Fall’s offerings include workshops on writing, design, social and political artist Sandow Birk, and exhibition design, in addition to Duran’s Mixed Media Painting & Drawing class. The courses extend beyond drawing, photography and painting, Harris said.

“The program gives the students confidence — it’s a launching pad,” she said. “They are pressuring each other to do better. It influences other aspects of their studies and their lives. They find themselves. They go into occupational programs or find after-school jobs.”

Duran has been teaching classes for two years. Like Harris, she said she sees the positive effects of art and how it can be used as a tool to improve her charges’ academic skills.

“We originally approached this strictly as an art class, with journals and sketchbooks,” she said. “Many of the students have a strong interest in art, but were struggling academically. My hope is that, by approaching art through literature, it will intrigue the students and give them a new outlook on reading, as well as teach them a new way of processing visual information.”

She said she believes that the program has been a success and points to one former student who entered Cal State Fullerton this semester on a scholarship, as well as two others who are beginning their studies — also on scholarships — at Laguna College of Art & Design.

Said Harris: “Only about five out of 100 students go into the arts. Our goal is to get at least 50 percent of the students in the program to go to college. It’s getting them to know that there are options out there.”

For information on opportunities to support the community outreach programs at Grand Central Art Center, call Harris at (714) 567-7234 or visit

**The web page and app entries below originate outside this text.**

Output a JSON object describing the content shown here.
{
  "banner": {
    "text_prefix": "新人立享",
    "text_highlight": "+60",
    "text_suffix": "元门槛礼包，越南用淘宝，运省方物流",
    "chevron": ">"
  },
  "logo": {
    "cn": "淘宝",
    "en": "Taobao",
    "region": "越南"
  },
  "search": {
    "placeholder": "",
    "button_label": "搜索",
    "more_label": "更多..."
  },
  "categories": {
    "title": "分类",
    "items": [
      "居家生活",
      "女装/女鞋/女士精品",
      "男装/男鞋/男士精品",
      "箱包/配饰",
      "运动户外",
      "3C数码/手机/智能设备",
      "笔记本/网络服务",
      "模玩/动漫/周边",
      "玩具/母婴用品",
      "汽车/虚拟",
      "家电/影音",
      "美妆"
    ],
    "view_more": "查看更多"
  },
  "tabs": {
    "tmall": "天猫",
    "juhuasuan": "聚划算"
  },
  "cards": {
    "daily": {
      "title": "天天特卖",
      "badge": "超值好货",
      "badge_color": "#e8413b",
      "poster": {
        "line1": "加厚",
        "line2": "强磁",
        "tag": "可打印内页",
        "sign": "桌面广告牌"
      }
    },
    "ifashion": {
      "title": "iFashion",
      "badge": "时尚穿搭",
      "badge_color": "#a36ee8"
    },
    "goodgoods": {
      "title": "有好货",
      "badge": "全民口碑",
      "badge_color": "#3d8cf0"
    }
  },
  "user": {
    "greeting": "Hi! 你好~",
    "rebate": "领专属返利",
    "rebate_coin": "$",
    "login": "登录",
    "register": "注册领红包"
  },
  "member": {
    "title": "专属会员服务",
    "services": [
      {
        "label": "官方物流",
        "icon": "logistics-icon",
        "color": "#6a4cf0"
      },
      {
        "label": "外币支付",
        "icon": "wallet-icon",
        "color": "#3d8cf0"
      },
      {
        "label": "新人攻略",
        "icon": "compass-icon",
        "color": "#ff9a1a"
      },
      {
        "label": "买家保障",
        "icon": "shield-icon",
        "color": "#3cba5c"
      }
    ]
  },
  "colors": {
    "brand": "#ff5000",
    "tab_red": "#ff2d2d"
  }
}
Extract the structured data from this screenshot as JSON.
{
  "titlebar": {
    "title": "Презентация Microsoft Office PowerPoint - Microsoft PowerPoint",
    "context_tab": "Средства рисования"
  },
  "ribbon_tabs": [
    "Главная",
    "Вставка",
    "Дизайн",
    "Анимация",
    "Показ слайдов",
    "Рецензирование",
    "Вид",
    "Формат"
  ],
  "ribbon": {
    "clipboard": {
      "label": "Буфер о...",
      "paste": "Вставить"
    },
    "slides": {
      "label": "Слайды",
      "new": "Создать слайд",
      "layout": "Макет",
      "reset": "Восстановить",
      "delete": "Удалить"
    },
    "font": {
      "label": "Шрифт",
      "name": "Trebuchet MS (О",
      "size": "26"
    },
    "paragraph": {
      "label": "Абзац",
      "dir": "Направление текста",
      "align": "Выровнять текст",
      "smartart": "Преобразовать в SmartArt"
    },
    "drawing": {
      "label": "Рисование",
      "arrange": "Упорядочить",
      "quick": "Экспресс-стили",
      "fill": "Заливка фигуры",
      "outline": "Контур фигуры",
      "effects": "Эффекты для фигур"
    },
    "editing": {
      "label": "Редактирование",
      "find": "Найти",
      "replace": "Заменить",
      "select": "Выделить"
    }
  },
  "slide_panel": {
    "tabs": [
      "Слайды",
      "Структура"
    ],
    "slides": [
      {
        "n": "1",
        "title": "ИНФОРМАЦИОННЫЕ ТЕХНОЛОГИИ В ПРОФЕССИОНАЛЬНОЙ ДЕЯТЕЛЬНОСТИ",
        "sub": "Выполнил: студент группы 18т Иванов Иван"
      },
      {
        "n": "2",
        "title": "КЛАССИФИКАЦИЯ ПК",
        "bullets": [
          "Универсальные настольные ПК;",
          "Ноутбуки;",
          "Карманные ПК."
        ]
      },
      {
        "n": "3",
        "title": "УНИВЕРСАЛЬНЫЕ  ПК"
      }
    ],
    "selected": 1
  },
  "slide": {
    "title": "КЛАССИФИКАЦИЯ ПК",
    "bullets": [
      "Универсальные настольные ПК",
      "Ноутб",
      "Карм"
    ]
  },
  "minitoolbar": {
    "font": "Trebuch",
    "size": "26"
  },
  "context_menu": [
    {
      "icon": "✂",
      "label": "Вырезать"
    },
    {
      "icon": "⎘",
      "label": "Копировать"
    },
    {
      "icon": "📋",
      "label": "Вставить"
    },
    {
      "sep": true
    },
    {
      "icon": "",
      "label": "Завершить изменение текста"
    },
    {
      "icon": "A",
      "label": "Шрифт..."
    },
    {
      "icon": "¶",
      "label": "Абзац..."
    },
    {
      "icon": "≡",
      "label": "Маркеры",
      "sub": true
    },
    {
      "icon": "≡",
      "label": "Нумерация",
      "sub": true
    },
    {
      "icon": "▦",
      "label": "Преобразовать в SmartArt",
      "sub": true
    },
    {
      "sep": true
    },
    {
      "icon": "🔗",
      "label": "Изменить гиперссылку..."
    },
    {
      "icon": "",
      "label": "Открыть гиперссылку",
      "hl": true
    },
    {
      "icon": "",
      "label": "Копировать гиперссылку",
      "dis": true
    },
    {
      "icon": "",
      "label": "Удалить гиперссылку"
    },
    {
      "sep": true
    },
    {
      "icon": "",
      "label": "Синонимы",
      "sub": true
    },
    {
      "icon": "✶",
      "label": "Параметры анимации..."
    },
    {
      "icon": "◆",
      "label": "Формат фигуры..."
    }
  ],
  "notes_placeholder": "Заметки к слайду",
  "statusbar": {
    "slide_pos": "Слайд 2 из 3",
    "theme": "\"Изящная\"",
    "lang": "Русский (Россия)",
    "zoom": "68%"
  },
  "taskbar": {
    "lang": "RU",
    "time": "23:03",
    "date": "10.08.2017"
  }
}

Andrea and Mike McGee
Mike McGee & Andrea Harris

Grand Central
Grand Central Art Center